Syria: Turkish-Arab call for 'urgent' action

16 November 2011

Turkey and members of the Arab League have called for "urgent measures" to protect Syrian civilians from a brutal government crackdown.
At a meeting in Morocco, they also declared they were "against all foreign intervention in Syria".
The statement came hours after reports that rebel Syrian troops had attacked a major military base near Damascus.
In another sign of Syria's increasing international isolation, France said it was withdrawing its ambassador.
Foreign Minister Alain Juppe told parliament: "There has been renewed violence in Syria, which has led me to close our consular offices in Aleppo and in Latakia as well as our cultural institutes and to recall our ambassador to Paris."
Although Turkey is not a member of the Arab League, its Foreign Minister Ahmet Davutoglu attended a meeting of a Turkish-Arab co-operation forum in the Moroccan capital Rabat on Wednesday.
Turkey, which shares a long border with Syria, has been increasingly critical of President Bashar al-Assad's repression of anti-government protests.
"The forum declares that it is necessary to stop the bloodshed and to spare Syrian citizens from new acts of violence and killing, and demands that urgent measures are taken to ensure the protection of civilians," a statement said.

"Ministers also stressed the importance of Syria's stability and unity and the need to find a resolution to the crisis without any foreign intervention."
Earlier, Mr Davutoglu told Arab League ministers that Syria faced isolation if it continued on its path.
"The cost for the Syrian administration of not fulfilling the promises it made to the Arab League is its isolation in the Arab world as well," he said.
"The Syrian regime should read well the message the Arab League is sending and it should stop violence against its own people to open the way for the inevitable democratic transformation."

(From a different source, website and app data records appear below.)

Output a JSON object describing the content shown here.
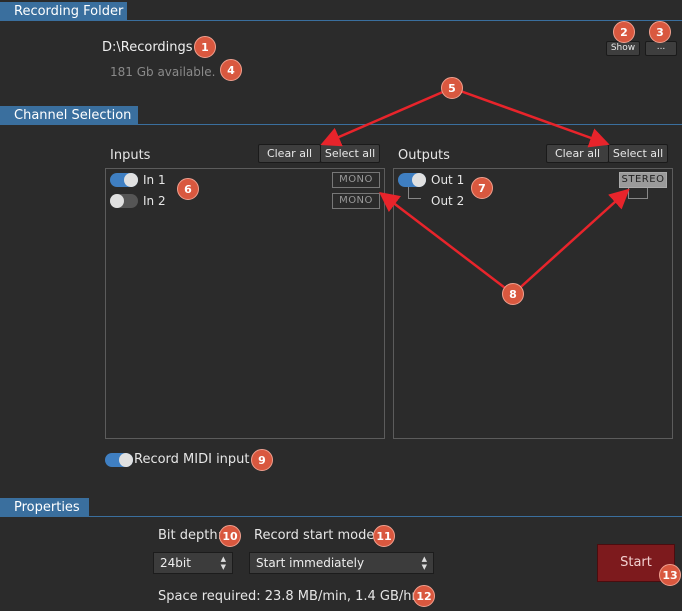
{
  "recording_folder": {
    "title": "Recording Folder",
    "path": "D:\\Recordings",
    "available": "181 Gb available.",
    "show_label": "Show",
    "browse_label": "..."
  },
  "channel_selection": {
    "title": "Channel Selection",
    "inputs": {
      "label": "Inputs",
      "clear_all": "Clear all",
      "select_all": "Select all",
      "channels": [
        {
          "name": "In 1",
          "enabled": true,
          "mode": "MONO"
        },
        {
          "name": "In 2",
          "enabled": false,
          "mode": "MONO"
        }
      ]
    },
    "outputs": {
      "label": "Outputs",
      "clear_all": "Clear all",
      "select_all": "Select all",
      "channels": [
        {
          "name": "Out 1",
          "enabled": true,
          "mode": "STEREO"
        },
        {
          "name": "Out 2"
        }
      ]
    },
    "record_midi": {
      "label": "Record MIDI input",
      "enabled": true
    }
  },
  "properties": {
    "title": "Properties",
    "bit_depth_label": "Bit depth:",
    "bit_depth_value": "24bit",
    "start_mode_label": "Record start mode:",
    "start_mode_value": "Start immediately",
    "space_required": "Space required: 23.8 MB/min, 1.4 GB/hr",
    "start_label": "Start"
  },
  "badges": [
    "1",
    "2",
    "3",
    "4",
    "5",
    "6",
    "7",
    "8",
    "9",
    "10",
    "11",
    "12",
    "13"
  ],
  "colors": {
    "background": "#2b2b2b",
    "section": "#3a6f9e",
    "toggle_on": "#3f7fc2",
    "badge": "#d9583f",
    "arrow": "#e8242b",
    "start": "#7d1a1d"
  }
}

President Assad is under increasing international pressure after failing to honour the terms of an Arab League peace plan.
The league is expected to ratify its vote last weekend to suspend Syria's membership, and to discuss possible further measures against Damascus.

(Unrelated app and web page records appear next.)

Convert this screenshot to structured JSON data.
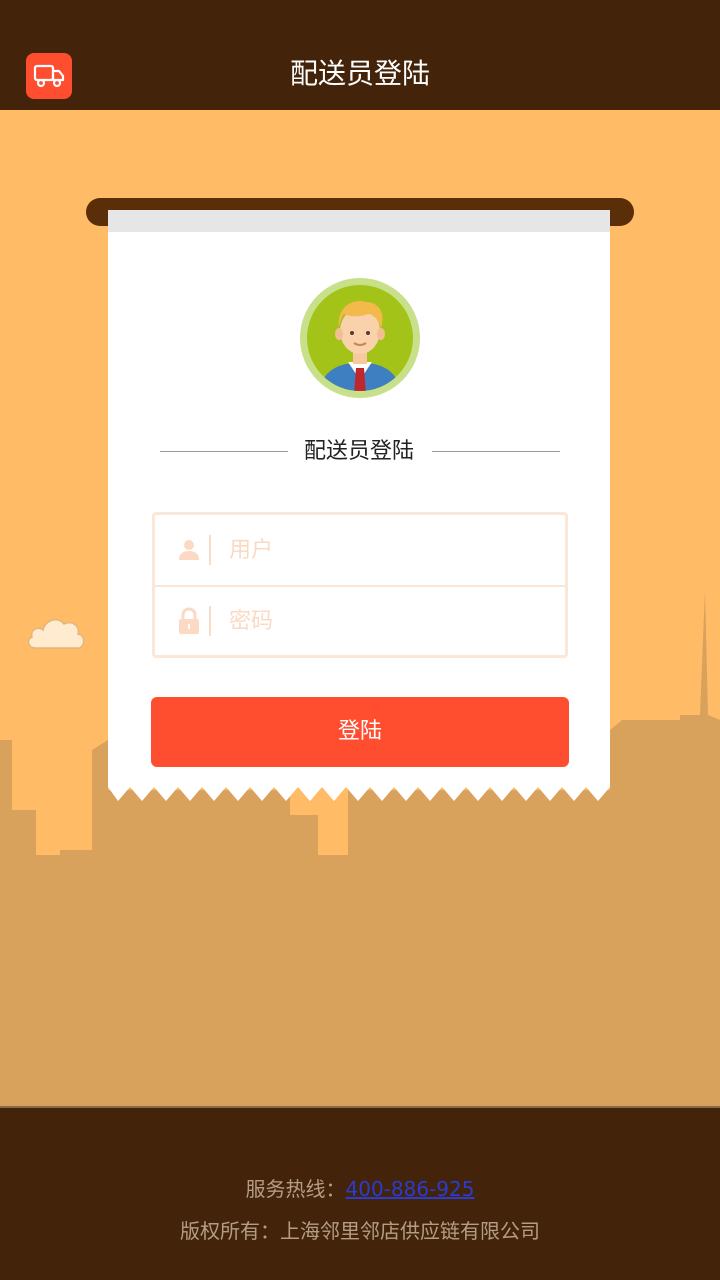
{
  "header": {
    "title": "配送员登陆",
    "icon": "delivery-truck-icon",
    "background_color": "#43240a",
    "icon_color": "#ff4d30"
  },
  "card": {
    "title": "配送员登陆",
    "avatar": "businessman-avatar",
    "username": {
      "placeholder": "用户",
      "value": "",
      "icon": "user-icon"
    },
    "password": {
      "placeholder": "密码",
      "value": "",
      "icon": "lock-icon"
    },
    "login_label": "登陆",
    "login_color": "#ff4d30"
  },
  "footer": {
    "hotline_label": "服务热线：",
    "hotline_number": "400-886-925",
    "copyright": "版权所有：上海邻里邻店供应链有限公司"
  },
  "colors": {
    "sky": "#ffbb66",
    "city": "#d8a25d",
    "footer": "#43240a"
  }
}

However, as the talks took place in Rabat, angry supporters of President Assad attacked the Moroccan embassy in Damascus and stripped it of its flag, ambassador Mohammed Khassasi told AFP news agency.
Al-Arabiyah TV also reported attacks on the Qatari and United Arab Emirates' embassies in Syria.

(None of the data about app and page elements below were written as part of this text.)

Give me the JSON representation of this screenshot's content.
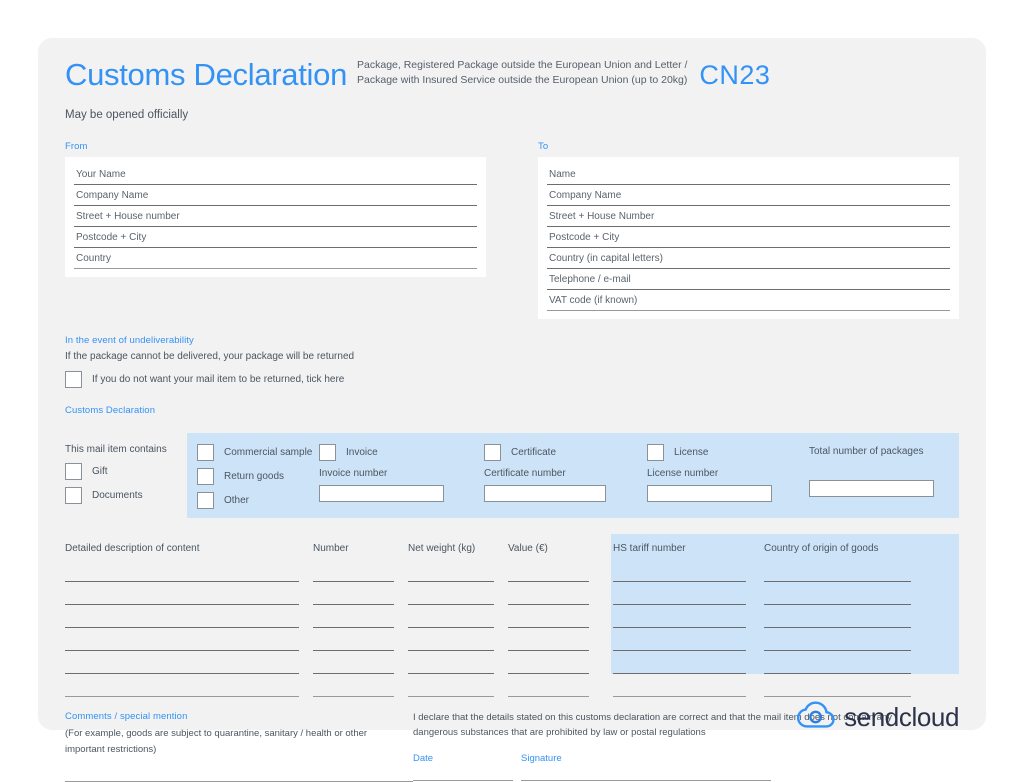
{
  "header": {
    "title": "Customs Declaration",
    "subtitle_line1": "Package, Registered Package outside the European Union and Letter /",
    "subtitle_line2": "Package with Insured Service outside the European Union (up to 20kg)",
    "form_code": "CN23",
    "may_be_opened": "May be opened officially"
  },
  "from": {
    "label": "From",
    "fields": [
      "Your Name",
      "Company Name",
      "Street + House number",
      "Postcode + City",
      "Country"
    ]
  },
  "to": {
    "label": "To",
    "fields": [
      "Name",
      "Company Name",
      "Street + House Number",
      "Postcode + City",
      "Country (in capital letters)",
      "Telephone / e-mail",
      "VAT code (if known)"
    ]
  },
  "undeliverability": {
    "label": "In the event of undeliverability",
    "note": "If the package cannot be delivered, your package will be returned",
    "checkbox_label": "If you do not want your mail item to be returned, tick here"
  },
  "customs_declaration": {
    "label": "Customs Declaration",
    "contains_hint": "This mail item contains",
    "contains_options": [
      "Gift",
      "Documents"
    ],
    "type_options": [
      "Commercial sample",
      "Return goods",
      "Other"
    ],
    "invoice": {
      "checkbox_label": "Invoice",
      "field_label": "Invoice number",
      "value": ""
    },
    "certificate": {
      "checkbox_label": "Certificate",
      "field_label": "Certificate number",
      "value": ""
    },
    "license": {
      "checkbox_label": "License",
      "field_label": "License number",
      "value": ""
    },
    "total_packages": {
      "field_label": "Total number of packages",
      "value": ""
    }
  },
  "goods_table": {
    "columns": [
      "Detailed description of content",
      "Number",
      "Net weight (kg)",
      "Value (€)",
      "HS tariff number",
      "Country of origin of goods"
    ],
    "row_count": 6,
    "rows": [
      [
        "",
        "",
        "",
        "",
        "",
        ""
      ],
      [
        "",
        "",
        "",
        "",
        "",
        ""
      ],
      [
        "",
        "",
        "",
        "",
        "",
        ""
      ],
      [
        "",
        "",
        "",
        "",
        "",
        ""
      ],
      [
        "",
        "",
        "",
        "",
        "",
        ""
      ],
      [
        "",
        "",
        "",
        "",
        "",
        ""
      ]
    ]
  },
  "comments": {
    "label": "Comments / special mention",
    "caption_line1": "(For example, goods are subject to quarantine, sanitary / health or other",
    "caption_line2": "important restrictions)",
    "value": ""
  },
  "declaration": {
    "text_line1": "I declare that the details stated on this customs declaration are correct and that the mail item does not contain any",
    "text_line2": "dangerous substances that are prohibited by law or postal regulations",
    "date_label": "Date",
    "date_value": "",
    "signature_label": "Signature",
    "signature_value": ""
  },
  "brand": {
    "name": "sendcloud"
  },
  "colors": {
    "accent_blue": "#3392f5",
    "panel_blue": "#cde4f8",
    "card_bg": "#f2f2f2",
    "text_gray": "#4b5560",
    "logo_navy": "#2b3249"
  }
}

Over the past week, several regional embassies in Damascus have been attacked following the Arab League's vote to suspend Syria.
Soldiers killed
Syrian activists say defected soldiers known as the Free Syrian Army launched a pre-dawn attack on the notorious Air Force Intelligence building in the Damascus suburb of Harasta.
Unconfirmed reports said six government soldiers were killed.
Correspondents says such an attack would be the highest profile operation so far by renegade troops.
The Commander of the Free Syrian Army, Ryad al-Asa'ad, who is based in Turkey, told the BBC Arabic Service the international community had let them down in their fight against the regime.
"At the moment no country in the world has helped," he said.
"All of them, every country has refused. Even Turkey has never offered us even one bullet and has even completely banned operations on the border, or on the road to the border. On the other hand, we are from inside Syria, we work inside Syria and the weapons are from Syria."
He said defections were increasing within the Syrian army.

-"Thank God, there is a big number [of defectors] the number increases daily. Now, over the past 10 days, defections have been increasing in a very very big way, even officers, a great number are defecting."
Meanwhile, anti-government activists reported further bloodshed across Syria on Wednesday.
The Local Co-ordination Committees (LCC) said 11 people had been killed in Homs, seven in Idlib and one each in Daraa and the suburbs of Damascus.
The London-based Syrian Observatory for Human Rights said on its Facebook page that three defectors and a civilian were shot dead in Keferzita, Hama province.
Some 376 people had been killed since the announcement of the Arab League initiative on 2 November, the LCC said.
The UN says more than 3,500 people have died since protests started in March. Syrian authorities blame the violence on armed gangs and militants.
The Syrian government has severely restricted access for foreign journalists, and reports are difficult to verify.